5. the doors
4. the cooker
3. the windows
2. the lights
1. the taps
Neil’s first step was to check the taps only once before he left the house and he did not allow himself to go back in and check again. At first he felt very anxious about this but gradually his fear was reduced and he then moved on to step 2, checking the lights… etc
Starting with the easiest step and moving up the ladder will build your confidence and make you more likely to succeed with later steps. Most people will at first feel greater anxiety when they begin to face the things they fear and feel an urge to perform their compulsion or ritual. It is important that you try and resist the urge to do this (see below). When you can complete step 1 without feeling overly anxious, move onto step 2. Make yourself try it!
It is important to break the cycle and stop carrying out the compulsive act or thought following exposure to the situation that you fear.
Stopping the compulsive act
1. If you have managed to stop the compulsive behaviour (e.g. checking the locks 5 times) make sure your family tries to help you by not offering to reassure you and not checking for you. This is just substituting one behaviour for another and can stop you from breaking the cycle. It also inconveniences them.
2. Praise yourself for not carrying out the compulsion or neutralising activity. This is an important step forward and builds your confidence.
3. Keep a note as you are carrying out the exposure therapy to show how your anxiety begins to drop, for example touching the bin with no gloves on without washing your hands.
4. Don’t substitute new compulsions for old ones, for example substituting rubbing hands continually for hand washing.
5. If stopping all compulsive behaviours at once seems impossible, try to reduce gradually the time you spend on the behaviour or the number of times it happens.
Summary for coping yourself
- Recognise that you have a problem
- Identify your intrusive thoughts and compulsive behaviours – record them, rate them and keep a record of when they are better or worse and what triggers them.
- Accept the intrusive thoughts rather than avoid them
- Do not carry out compulsions to reduce or neutralise your anxiety when you are facing the feared situation
- Gradually begin to face some of the things you fear. It is difficult but is a necessary step as OCD is unlikely to go away without doing this.
- Work out an anxiety ladder to help you do this and begin with the easiest step.
- Break the obsession compulsion cycle
- Challenge any depressive or critical thoughts you may have about yourself. If you think you may be depressed, check out our information on depression.
- Talk to someone you trust for support, maybe a parent, friend, doctor. This is difficult to overcome alone and you will need their support.
- Attend support groups for OCD
- Buy or loan a self help book or CD for exercises to do
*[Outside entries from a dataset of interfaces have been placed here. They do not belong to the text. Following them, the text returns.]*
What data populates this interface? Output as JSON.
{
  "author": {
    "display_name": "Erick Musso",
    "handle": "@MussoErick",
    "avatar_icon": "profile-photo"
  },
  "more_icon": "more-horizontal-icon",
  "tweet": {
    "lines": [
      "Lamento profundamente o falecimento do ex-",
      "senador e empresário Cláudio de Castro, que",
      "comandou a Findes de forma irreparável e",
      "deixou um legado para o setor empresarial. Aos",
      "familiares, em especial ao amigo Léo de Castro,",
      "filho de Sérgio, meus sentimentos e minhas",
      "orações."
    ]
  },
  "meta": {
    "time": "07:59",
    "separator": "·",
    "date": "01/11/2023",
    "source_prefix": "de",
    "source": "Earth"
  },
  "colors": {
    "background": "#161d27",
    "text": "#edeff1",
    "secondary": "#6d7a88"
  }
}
- See your GP if you feel you can’t do this by yourself. Some people find that they can deal with mild OCD symptoms themselves. If you feel that you are unable to cope and live the way that you want to live then please contact a professional on the list below.